Directions: Exclude the images and repeat all remaining entries exactly.

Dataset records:

☆ ☆ ☆ ☆ ☆

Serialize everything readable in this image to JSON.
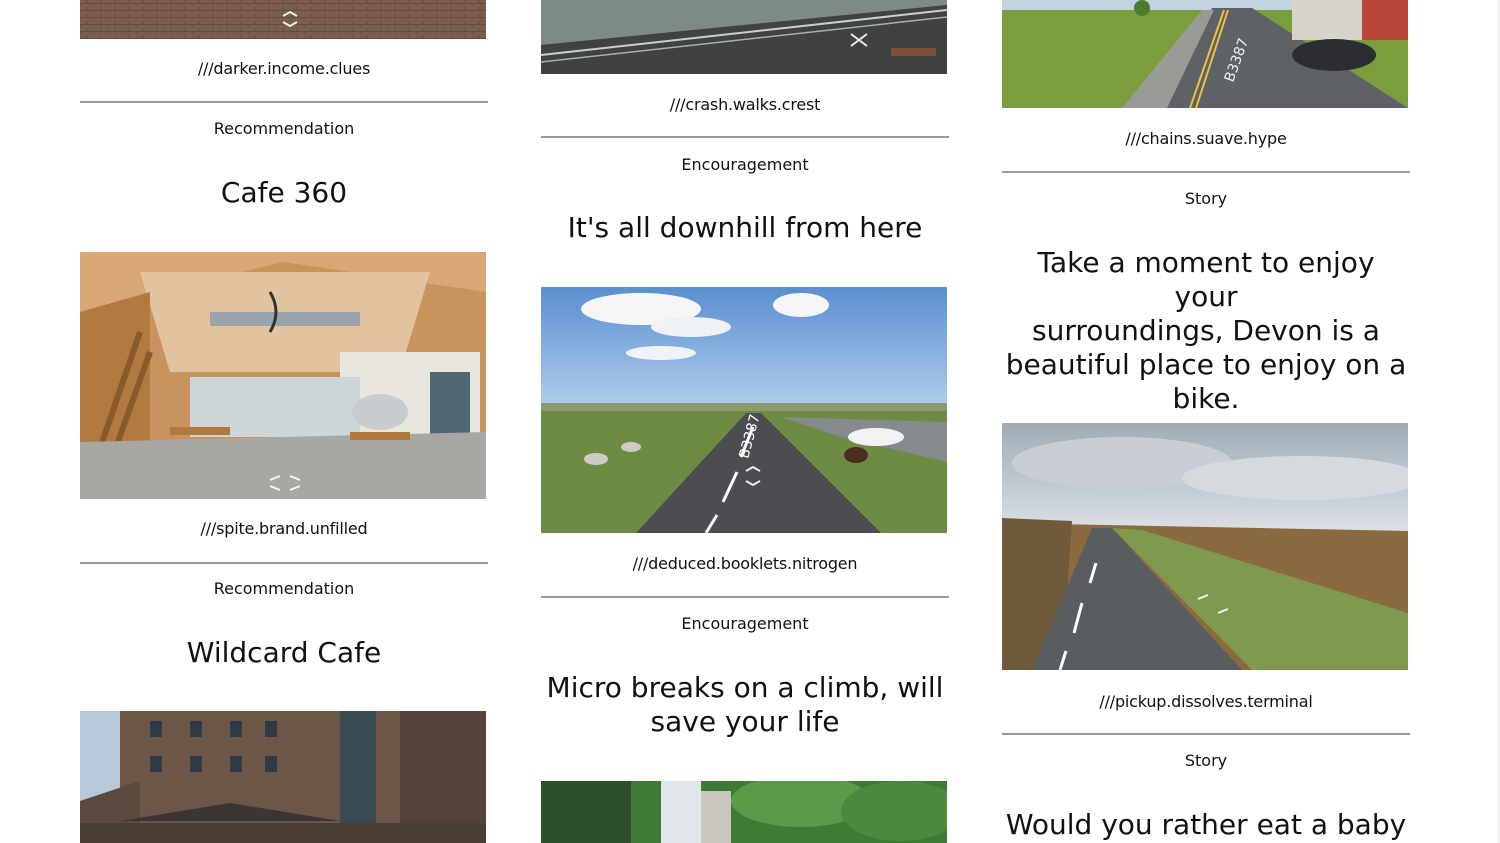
{
  "columns": [
    {
      "cards": [
        {
          "w3w": "///darker.income.clues"
        },
        {
          "tag": "Recommendation",
          "title": "Cafe 360",
          "w3w": "///spite.brand.unfilled"
        },
        {
          "tag": "Recommendation",
          "title": "Wildcard Cafe"
        }
      ]
    },
    {
      "cards": [
        {
          "w3w": "///crash.walks.crest"
        },
        {
          "tag": "Encouragement",
          "title": "It's all downhill from here",
          "w3w": "///deduced.booklets.nitrogen"
        },
        {
          "tag": "Encouragement",
          "title_line1": "Micro breaks on a climb, will",
          "title_line2": "save your life"
        }
      ]
    },
    {
      "cards": [
        {
          "w3w": "///chains.suave.hype",
          "road_marking": "B3387"
        },
        {
          "tag": "Story",
          "title_lines": [
            "Take a moment to enjoy your",
            "surroundings, Devon is a",
            "beautiful place to enjoy on a",
            "bike."
          ],
          "w3w": "///pickup.dissolves.terminal"
        },
        {
          "tag": "Story",
          "title": "Would you rather eat a baby"
        }
      ]
    }
  ],
  "road_marking_2": "B3387"
}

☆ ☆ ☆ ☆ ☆

Answer below:
Serialize everything readable in this image to JSON.
{
  "columns": [
    {
      "cards": [
        {
          "w3w": "///darker.income.clues"
        },
        {
          "tag": "Recommendation",
          "title": "Cafe 360",
          "w3w": "///spite.brand.unfilled"
        },
        {
          "tag": "Recommendation",
          "title": "Wildcard Cafe"
        }
      ]
    },
    {
      "cards": [
        {
          "w3w": "///crash.walks.crest"
        },
        {
          "tag": "Encouragement",
          "title": "It's all downhill from here",
          "w3w": "///deduced.booklets.nitrogen"
        },
        {
          "tag": "Encouragement",
          "title_line1": "Micro breaks on a climb, will",
          "title_line2": "save your life"
        }
      ]
    },
    {
      "cards": [
        {
          "w3w": "///chains.suave.hype",
          "road_marking": "B3387"
        },
        {
          "tag": "Story",
          "title_lines": [
            "Take a moment to enjoy your",
            "surroundings, Devon is a",
            "beautiful place to enjoy on a",
            "bike."
          ],
          "w3w": "///pickup.dissolves.terminal"
        },
        {
          "tag": "Story",
          "title": "Would you rather eat a baby"
        }
      ]
    }
  ],
  "road_marking_2": "B3387"
}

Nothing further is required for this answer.